"For example in social network patterns, in learning processes and in interpersonal interactions."
London, May 21 - Exposure to alcohol use in movies can encourage drinking in young people, a significant research shows.
Moreover, exposure to alcohol portrayals in advertisements and digital media such as Facebook can also attract young adults towards drinking.
According to researchers, since movie characters can be regarded as role models by young people, the manner in which these characters portray alcohol use might have an impact on the beliefs and attitudes toward alcohol use by youngsters themselves.

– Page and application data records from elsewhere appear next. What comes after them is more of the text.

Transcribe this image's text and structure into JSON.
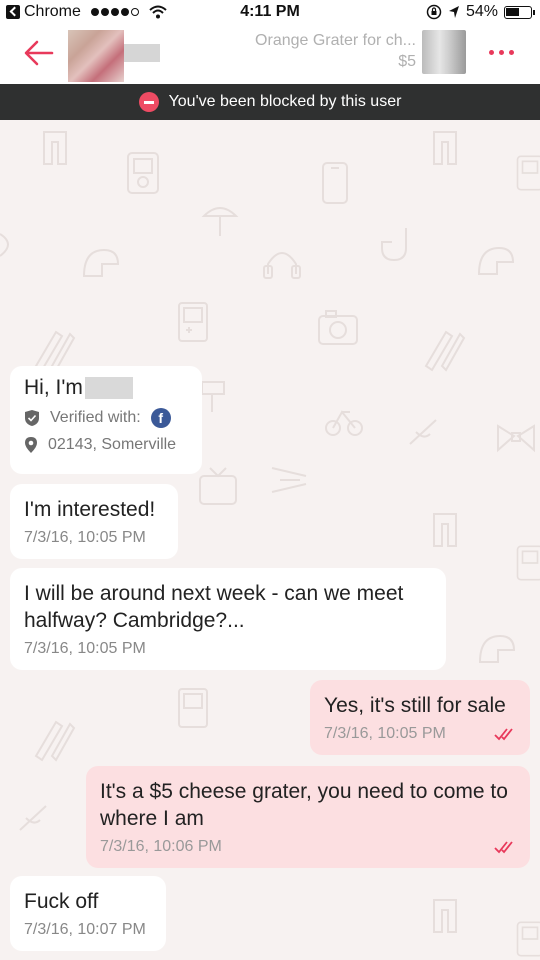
{
  "status_bar": {
    "carrier": "Chrome",
    "time": "4:11 PM",
    "battery_percent": "54%"
  },
  "header": {
    "listing_title": "Orange Grater for ch...",
    "listing_price": "$5"
  },
  "banner": {
    "text": "You've been blocked by this user"
  },
  "profile_card": {
    "greeting": "Hi, I'm",
    "verified_label": "Verified with:",
    "verified_provider": "f",
    "location": "02143, Somerville"
  },
  "messages": [
    {
      "direction": "in",
      "text": "I'm interested!",
      "timestamp": "7/3/16, 10:05 PM"
    },
    {
      "direction": "in",
      "text": "I will be around next week - can we meet halfway? Cambridge?...",
      "timestamp": "7/3/16, 10:05 PM"
    },
    {
      "direction": "out",
      "text": "Yes, it's still for sale",
      "timestamp": "7/3/16, 10:05 PM"
    },
    {
      "direction": "out",
      "text": "It's a $5 cheese grater, you need to come to where I am",
      "timestamp": "7/3/16, 10:06 PM"
    },
    {
      "direction": "in",
      "text": "Fuck off",
      "timestamp": "7/3/16, 10:07 PM"
    }
  ],
  "colors": {
    "accent": "#e8395b",
    "banner_bg": "#2f3030",
    "outgoing_bubble": "#fcdfe1",
    "incoming_bubble": "#ffffff",
    "chat_background": "#f7f2f1"
  }
}
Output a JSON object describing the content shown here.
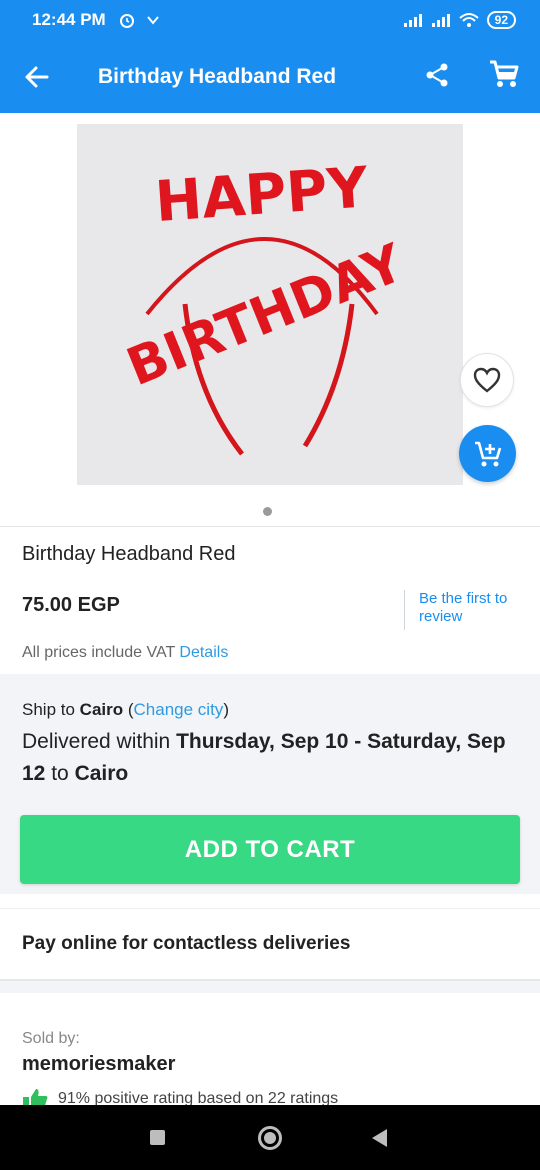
{
  "status_bar": {
    "time": "12:44 PM",
    "battery": "92",
    "icons": [
      "alarm-icon",
      "nfc-icon",
      "signal-icon",
      "signal-icon",
      "wifi-icon",
      "battery-icon"
    ]
  },
  "app_bar": {
    "title": "Birthday Headband Red",
    "icons": [
      "back-arrow-icon",
      "share-icon",
      "cart-icon"
    ],
    "color": "#1a8ef0"
  },
  "gallery": {
    "image_text": [
      "HAPPY",
      "BIRTHDAY"
    ],
    "page_indicator": {
      "current": 1,
      "total": 1
    }
  },
  "product": {
    "name": "Birthday Headband Red",
    "price": "75.00 EGP",
    "review_link": "Be the first to review",
    "vat_text": "All prices include VAT",
    "vat_link": "Details"
  },
  "delivery": {
    "ship_to_label": "Ship to",
    "city": "Cairo",
    "change_city": "Change city",
    "delivered_within": "Delivered within",
    "date_range": "Thursday, Sep 10 - Saturday, Sep 12",
    "to": "to",
    "dest_city": "Cairo"
  },
  "actions": {
    "add_to_cart": "ADD TO CART",
    "button_color": "#38d985"
  },
  "promo": {
    "text": "Pay online for contactless deliveries"
  },
  "seller": {
    "sold_by_label": "Sold by:",
    "name": "memoriesmaker",
    "rating_text": "91% positive rating based on 22 ratings"
  }
}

Viewers are often not aware of alcohol portrayals in movies. Product placement is more subtle than general ads, occurring when a company pays movie makers to portray its brand in a movie, explained Renske Koordeman from Radboud University Nijmegen in the Netherlands.
Alcohol use is widespread in contemporary movies, often portrayed positively or even glamourised.
The study found that positive and negative portrayals of alcohol can contribute to viewers' emotional involvement (called 'transportation') and attitude towards evaluating the movie.
In my understanding, alcohol portrayals are depicted in the majority of movies, 80 to 95 percent, and that they are mostly framed or portrayed in a positive manner, remarked Marloes Kleinjan, an assistant professor of developmental psychopathology at Radboud University Nijmegen.
During the study, Koordeman exposed participants to eight different movie clips containing alcohol (positive or negative context), or no alcohol portrayals.
This study provides initial evidence that alcohol and the way in which alcohol is portrayed in movies contributes to how people evaluate and become transported in movies, Koordeman noted.
Participants were more transported into movie clips with negative alcohol portrayals compared to clips with positive alcohol portrayals.
Stronger effects of negative events over positive events are found in various aspect of life, said Koordeman.
For example in social network patterns, in learning processes and in interpersonal interactions.
This process might also be extended to movies, Koordeman said in a paper, to be published in the Alcoholism: Clinical & Experimental Research journal.